But in fact, Trump has taken all kinds of additional steps to make it harder for people to apply and qualify for asylum even if they do merit it. He’s now trying to shut asylum-seeking down. He has already slashed refugee flows dramatically and wants to cut them more. He tried (and failed) to cut legal immigration in half.
The horrific border conditions are driven partly by legitimate logistical difficulties, but much of what we’ve seen (mass arrests, family separations) is also driven by the idea that inflicting maximum cruelty and fear will lead fewer to try for asylum — again, even among those who merit it.
What’s driving this agenda? We know the answer. Trump campaigned on the idea that Muslims should be banned and that Mexican immigrants are rapists who must be walled out or criminals who must be removed en masse, which he reprised in his demagoguery toward Central American migrants in 2018.
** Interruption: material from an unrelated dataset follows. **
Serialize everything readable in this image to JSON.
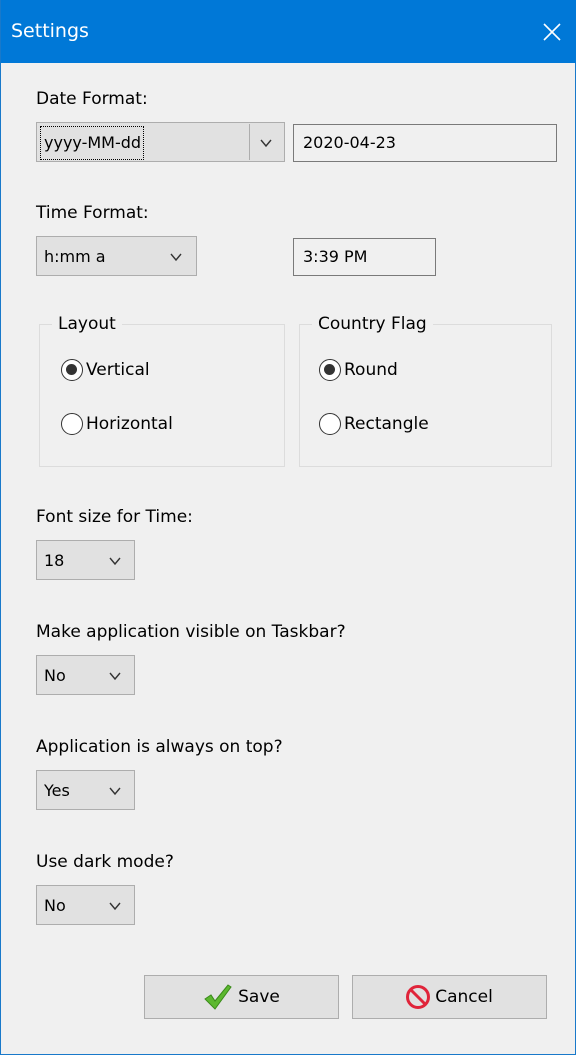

A conference of Trump-friendly intellectuals just descended on Washington to develop a conservative nationalism distinct from the racial version. But as many have documented (see Ishaan Tharoor, Adam Serwer, Gabe Schoenfeld and Emma Green), it’s hard to locate the line between such a “benign” nationalism, rooted in “merely” cultural opposition to immigration and dissatisfaction with “cosmopolitanism,” and the more malignant, demagogic variety that fundamentally rejects ideals of civic patriotism in favor of a racialized vision of the nation.
This is neatly embodied in the real world in the Republican search for that zone of plausible deniability on Trump’s actual policies.
It becomes a lot harder to inhabit that zone when Trump goes on national television and, seething with cruelty and hate, signals that a prominent representative of the immigrant and refugee community, a naturalized citizen and duly elected member of Congress, is not a member in good standing of the American nation, and his voters are right there with him on all of it.